**The input**
###
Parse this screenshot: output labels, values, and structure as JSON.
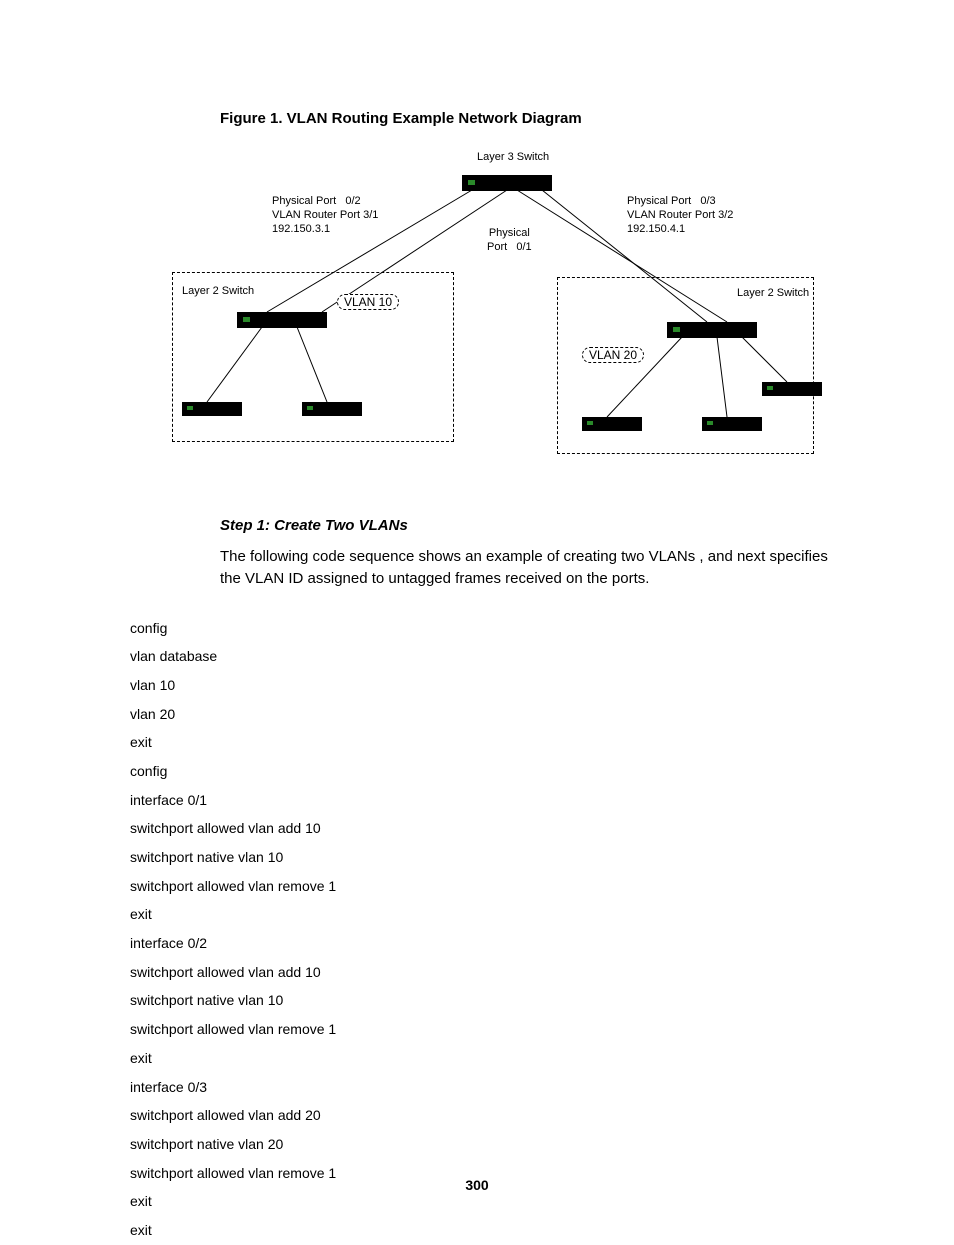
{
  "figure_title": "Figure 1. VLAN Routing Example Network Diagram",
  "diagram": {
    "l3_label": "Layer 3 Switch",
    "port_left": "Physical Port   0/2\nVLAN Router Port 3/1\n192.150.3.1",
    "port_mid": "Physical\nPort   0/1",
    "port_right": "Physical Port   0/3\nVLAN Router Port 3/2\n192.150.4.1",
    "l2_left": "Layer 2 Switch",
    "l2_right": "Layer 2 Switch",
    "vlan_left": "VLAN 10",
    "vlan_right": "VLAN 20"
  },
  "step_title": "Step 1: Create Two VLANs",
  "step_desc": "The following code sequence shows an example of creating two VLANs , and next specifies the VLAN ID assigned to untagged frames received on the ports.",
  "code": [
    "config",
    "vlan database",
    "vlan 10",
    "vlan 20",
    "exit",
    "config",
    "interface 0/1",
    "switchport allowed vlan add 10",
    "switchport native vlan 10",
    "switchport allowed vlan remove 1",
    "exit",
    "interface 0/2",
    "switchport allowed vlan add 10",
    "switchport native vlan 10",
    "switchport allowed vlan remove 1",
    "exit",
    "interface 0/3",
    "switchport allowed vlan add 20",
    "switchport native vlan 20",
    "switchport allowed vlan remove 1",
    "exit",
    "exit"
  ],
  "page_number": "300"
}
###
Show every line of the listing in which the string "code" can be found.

  "step_desc": "The following code sequence shows an example of creating two VLANs , and next specifies the VLAN ID assigned to untagged frames received on the ports.",
  "code": [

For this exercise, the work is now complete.